- An initial “wake-up” call is always performed in germany, stating only the station you call and your call sign.
- Speak your call sign clearly, make sure the counterpart has your correct call sign, otherwise clarify.
- Practice the calls in the shower, in the car, play pilot and controller with your kidds.
- Be friendly – your counterpart could be as nervous as you…
THINK, PUSH, TALK
When approaching an airport, stay ahead. As an example: on a short Flight from Mainz to Mannheim, it is very easy to get behind the airplane. When leaving the pattern to the south in Mainz, when ever it is practicable, listen to the ATIS and make your plan, how to approach the airport. Remember: additional planning is involved, since you have to enter a control zone via specific VFR checkpoints. Some of those are easy to approach and identify (KILO at Mannheim) – others are not (ECHO at Kassel). As soon as you have a plan, how to approach your destination, DETERMINE where and when you intend to do your initial call. Use distance or time. In Germany you are required to call 10 minutes before you enter a control zone. Make it part of your flight planning, WHEN and WHERE you will do your initial call. Stay professional. Don´t call out “10 Minutes North of KILO” and report KILO after 20 other seconds. Use GPS, make plans ahead. Rules of thumb:
60Knots Ground speed: 1 NM per Minute 90Knots Ground speed: 1.5 NM per Minute
120Knots Ground speed: 2 NM per Minute
As an example: If you leave the pattern in Mainz, fly southbound to the large Alzey Autobahn Intersection and then straight to Kilo that last leg will take about 12 Minutes (assuming a ground speed of 110kts) – so by then you should not unwrap your cheese sandwich, but listen to ATIS. If you get behind: SLOW DOWN.
Also be aware, that many smaller german airports do not provide communication in english. On the Approach Plate or Airport Chart, make sure you find “En/Ge”, then English and German communication is provided. If the Plate states “Ge” only, German is the only communication language. If in doubt, call the airport by phone, before you go.
This here is a quick reference, that you can print out for your next flight.
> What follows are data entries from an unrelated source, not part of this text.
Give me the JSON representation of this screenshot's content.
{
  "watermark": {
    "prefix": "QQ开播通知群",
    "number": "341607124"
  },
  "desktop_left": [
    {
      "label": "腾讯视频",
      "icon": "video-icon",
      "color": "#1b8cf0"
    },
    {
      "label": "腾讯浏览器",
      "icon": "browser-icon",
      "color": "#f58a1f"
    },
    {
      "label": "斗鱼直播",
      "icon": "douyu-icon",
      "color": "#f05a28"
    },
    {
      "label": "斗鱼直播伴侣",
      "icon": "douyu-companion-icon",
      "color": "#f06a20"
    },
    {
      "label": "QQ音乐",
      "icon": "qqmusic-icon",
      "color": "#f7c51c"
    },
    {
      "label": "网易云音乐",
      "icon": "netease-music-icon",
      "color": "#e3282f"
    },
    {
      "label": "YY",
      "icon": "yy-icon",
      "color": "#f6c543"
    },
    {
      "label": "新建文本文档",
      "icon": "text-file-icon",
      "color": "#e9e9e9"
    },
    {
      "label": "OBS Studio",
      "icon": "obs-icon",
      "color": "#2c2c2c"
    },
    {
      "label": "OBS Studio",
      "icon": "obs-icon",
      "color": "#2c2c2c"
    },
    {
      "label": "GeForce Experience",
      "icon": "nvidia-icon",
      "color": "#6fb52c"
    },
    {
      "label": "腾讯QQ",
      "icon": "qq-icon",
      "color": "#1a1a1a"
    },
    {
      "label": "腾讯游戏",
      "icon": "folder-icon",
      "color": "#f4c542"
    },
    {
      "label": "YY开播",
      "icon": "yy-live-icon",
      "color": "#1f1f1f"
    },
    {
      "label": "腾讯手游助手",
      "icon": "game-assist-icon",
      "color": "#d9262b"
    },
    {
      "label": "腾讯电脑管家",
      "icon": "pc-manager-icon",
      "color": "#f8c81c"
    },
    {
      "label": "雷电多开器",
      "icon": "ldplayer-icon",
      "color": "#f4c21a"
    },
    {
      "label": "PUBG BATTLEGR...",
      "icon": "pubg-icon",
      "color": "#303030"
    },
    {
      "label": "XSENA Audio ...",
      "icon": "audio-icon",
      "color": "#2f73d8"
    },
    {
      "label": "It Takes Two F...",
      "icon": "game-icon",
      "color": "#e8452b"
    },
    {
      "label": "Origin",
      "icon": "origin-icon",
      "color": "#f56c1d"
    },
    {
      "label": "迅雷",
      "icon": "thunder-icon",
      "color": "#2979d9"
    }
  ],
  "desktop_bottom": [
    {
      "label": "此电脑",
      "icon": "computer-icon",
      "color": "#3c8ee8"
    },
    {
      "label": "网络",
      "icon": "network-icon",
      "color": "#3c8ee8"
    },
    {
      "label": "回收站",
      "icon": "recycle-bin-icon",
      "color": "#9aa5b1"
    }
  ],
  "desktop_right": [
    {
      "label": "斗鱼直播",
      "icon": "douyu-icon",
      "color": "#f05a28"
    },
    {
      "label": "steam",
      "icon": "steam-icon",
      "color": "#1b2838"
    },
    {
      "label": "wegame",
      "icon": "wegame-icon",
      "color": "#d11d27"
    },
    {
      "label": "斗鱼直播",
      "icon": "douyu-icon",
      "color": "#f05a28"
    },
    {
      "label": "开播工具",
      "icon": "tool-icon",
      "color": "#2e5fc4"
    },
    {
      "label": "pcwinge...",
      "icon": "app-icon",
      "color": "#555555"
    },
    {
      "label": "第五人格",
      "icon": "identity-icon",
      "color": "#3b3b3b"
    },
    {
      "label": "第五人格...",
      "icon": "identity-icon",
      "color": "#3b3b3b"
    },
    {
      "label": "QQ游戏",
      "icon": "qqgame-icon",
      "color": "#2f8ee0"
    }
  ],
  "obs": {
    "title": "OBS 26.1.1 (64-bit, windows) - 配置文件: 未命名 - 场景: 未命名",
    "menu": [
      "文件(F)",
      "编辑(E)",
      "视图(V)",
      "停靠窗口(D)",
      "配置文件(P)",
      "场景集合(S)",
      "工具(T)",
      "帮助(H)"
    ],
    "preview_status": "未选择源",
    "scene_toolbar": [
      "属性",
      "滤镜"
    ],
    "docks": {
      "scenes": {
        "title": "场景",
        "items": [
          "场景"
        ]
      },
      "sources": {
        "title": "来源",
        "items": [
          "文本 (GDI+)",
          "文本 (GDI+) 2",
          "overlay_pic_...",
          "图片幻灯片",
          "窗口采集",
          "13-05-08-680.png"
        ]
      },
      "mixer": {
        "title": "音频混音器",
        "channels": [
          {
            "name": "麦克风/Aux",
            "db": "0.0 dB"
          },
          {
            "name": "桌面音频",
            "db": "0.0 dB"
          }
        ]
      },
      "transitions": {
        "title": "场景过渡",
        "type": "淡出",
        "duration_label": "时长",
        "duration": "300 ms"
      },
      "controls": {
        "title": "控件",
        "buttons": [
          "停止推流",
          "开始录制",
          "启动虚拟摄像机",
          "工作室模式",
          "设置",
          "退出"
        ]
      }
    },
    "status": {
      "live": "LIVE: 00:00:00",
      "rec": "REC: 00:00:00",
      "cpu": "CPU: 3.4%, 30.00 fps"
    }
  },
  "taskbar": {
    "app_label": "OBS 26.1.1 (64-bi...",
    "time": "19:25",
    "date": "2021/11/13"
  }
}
It also contains a scratch pad to copy an ATIS quickly.
[media-downloader media_id=”48″ texts=”ATIS SCRATCHPAD”]
Here, you will find detailed descriptions, of the differences between communication with ATC in the U.S. and in Germany: